Trading, or active investing, isn’t just limited to the adolescent phase of a company. Plenty of “traders” focus on market momentum (rapidly trading in-and-out, moving with the trend of the market), and event-driven analysis (looking for catalysts and events that may influence the share price).
Investors on the other hand, as the common saying goes, “get paid to wait,” and boy, can waiting pay off.
Some of you may have invested into The Very Good Food Company with confidence in the company’s filings, financials, and evaluation, and have a fondness for all things plant based. You are thrilled to park your
If the above applied to you in any way, you may have investor tendencies.
Investors think with long-term goals, and thoroughly look past share price to establish their take on a company. Not fazed by price movements, investors only invest in a company with utmost confidence, rather than looking to feel a thrill upon seeing chart movements.
Is Very a Stock for Traders or Investors
Let us begin by saying that we don’t believe that anyone can be 100% on either end of the spectrum. Everyone has some trader and some investor in them; it’s your overall market outlook that determines whether your trading style best suits active investing or passive investing.
Many traders took a happy exit around $2.00/share. What a rush it must have been to catch an IPO on an 800% tear. As the valuation settled down, many shares were passed on from the hands of speculators to investors and believers of The Very Good Butchers. As loyal shareholders, new and old, stayed put, the company was brewing up retail expansion plans, ecommerce strategies and silently plotting acquisitions.
Countless times, we have seen shareholders get antsy after a company’s share price settles down from a timely surge. Months went by before investors saw any action remotely close to what they had seen from the company’s inception. It was very clear that The Very Good Food Co. was a strong company. Their management proved to be as capable as ever. Their growth plan was not only tactical, but crystal clear. Owning shares of this company started to feel like more than just a lucky, speculative bet on a new company in a hot sector… but were sound fundamentals enough? Or did the market already have its fun by sending this company on a ride and leaving it in the hands of bag holders?
Just as Halloween started to roll around last year, following a $10 million financing that became oversubscribed in mere days, the party had really just begun.
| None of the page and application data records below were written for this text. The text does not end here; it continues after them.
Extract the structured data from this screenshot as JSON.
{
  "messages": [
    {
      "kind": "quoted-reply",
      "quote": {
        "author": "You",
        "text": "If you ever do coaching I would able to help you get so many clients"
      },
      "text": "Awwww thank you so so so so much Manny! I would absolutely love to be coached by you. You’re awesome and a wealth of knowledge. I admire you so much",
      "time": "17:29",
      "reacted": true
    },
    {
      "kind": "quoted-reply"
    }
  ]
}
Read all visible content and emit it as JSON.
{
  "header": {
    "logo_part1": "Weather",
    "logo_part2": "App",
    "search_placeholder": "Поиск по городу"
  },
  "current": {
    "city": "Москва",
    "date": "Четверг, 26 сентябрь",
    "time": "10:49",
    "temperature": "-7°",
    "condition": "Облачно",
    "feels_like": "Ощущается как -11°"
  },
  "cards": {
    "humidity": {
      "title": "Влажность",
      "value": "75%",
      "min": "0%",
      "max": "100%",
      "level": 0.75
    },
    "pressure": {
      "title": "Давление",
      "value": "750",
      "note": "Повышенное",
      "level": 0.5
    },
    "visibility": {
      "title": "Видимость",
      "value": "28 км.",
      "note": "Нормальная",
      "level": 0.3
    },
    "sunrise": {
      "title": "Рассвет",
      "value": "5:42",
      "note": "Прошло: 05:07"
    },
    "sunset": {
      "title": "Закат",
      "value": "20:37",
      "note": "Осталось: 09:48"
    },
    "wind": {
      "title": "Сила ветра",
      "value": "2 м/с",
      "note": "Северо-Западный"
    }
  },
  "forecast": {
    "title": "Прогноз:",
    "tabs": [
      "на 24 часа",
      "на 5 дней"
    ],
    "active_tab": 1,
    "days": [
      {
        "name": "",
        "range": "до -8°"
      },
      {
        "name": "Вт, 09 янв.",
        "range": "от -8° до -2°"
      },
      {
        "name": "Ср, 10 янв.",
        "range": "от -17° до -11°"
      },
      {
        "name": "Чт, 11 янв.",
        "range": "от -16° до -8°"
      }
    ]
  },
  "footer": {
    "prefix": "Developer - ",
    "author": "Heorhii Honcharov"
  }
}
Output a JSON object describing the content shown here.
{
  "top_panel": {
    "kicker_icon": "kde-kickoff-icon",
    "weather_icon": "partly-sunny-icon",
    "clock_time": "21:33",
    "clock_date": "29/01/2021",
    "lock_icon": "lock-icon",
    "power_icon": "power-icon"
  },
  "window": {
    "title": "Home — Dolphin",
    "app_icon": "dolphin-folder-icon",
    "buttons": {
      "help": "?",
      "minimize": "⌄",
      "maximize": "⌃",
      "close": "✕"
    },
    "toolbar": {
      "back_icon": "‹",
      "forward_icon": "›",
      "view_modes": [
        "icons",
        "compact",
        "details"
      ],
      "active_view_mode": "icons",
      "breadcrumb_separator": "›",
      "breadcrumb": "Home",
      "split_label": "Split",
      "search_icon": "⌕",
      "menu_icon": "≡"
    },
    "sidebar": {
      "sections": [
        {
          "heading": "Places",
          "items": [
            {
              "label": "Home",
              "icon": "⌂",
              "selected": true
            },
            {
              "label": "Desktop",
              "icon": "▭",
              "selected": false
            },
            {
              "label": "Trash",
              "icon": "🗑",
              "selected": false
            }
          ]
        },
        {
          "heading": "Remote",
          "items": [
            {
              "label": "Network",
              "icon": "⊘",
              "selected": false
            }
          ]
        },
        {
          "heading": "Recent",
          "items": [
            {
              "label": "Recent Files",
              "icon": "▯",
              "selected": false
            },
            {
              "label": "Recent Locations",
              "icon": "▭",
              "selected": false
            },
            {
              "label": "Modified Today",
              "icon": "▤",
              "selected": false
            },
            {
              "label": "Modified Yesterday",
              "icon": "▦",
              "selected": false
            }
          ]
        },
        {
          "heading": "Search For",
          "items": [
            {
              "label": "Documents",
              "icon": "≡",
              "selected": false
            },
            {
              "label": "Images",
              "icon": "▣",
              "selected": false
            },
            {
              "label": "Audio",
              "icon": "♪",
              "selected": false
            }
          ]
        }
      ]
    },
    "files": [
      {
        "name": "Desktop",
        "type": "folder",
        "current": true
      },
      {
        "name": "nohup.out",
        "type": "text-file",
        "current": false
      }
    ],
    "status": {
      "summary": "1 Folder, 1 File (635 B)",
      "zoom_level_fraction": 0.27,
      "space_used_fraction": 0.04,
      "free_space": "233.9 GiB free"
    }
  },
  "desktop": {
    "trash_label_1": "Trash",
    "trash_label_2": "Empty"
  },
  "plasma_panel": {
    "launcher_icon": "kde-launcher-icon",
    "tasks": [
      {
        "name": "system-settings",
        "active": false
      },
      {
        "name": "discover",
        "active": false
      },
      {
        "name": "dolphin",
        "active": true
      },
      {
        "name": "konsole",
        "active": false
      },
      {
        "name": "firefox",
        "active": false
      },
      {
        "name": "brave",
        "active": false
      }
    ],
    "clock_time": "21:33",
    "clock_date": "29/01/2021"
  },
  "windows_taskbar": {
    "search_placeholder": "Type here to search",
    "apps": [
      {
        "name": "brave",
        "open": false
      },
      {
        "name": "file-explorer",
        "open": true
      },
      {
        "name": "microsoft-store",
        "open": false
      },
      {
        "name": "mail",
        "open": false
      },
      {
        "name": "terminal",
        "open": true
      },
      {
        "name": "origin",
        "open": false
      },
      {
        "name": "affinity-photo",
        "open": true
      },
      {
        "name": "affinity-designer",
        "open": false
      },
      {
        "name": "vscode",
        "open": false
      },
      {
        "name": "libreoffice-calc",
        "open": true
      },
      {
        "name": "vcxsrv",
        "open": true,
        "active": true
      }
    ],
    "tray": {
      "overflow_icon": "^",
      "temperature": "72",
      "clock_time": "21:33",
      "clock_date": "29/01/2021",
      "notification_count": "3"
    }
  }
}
Those who made the seemingly strategic sell at $2.00/share suddenly saw their old position reach nearly five times the price of their exit, before settling down to a half-billion-dollar market cap.
Another interesting thing that a lot of the market seems to be missing is: The Very Good Food Co. is still an early-stage company. Just barely cracking the surface of the west coast with their small handful of production facilities and loads of room to grow with their extensive ecommerce partnerships, the potential of this plant-based future giant is still largely untapped. There’s a good reason that, after years of accepting minimum wage for their efforts, management is still holding onto almost all of their shares.
Everything about The Very Good Food Company that compelled you to take part in this budding food–producing powerhouse is still unraveling, as we progress closer and closer into witnessing these bean butchers really explode.
Disclaimer: The Very Good Food Company is an Edge Communications Client, and we own shares in the company.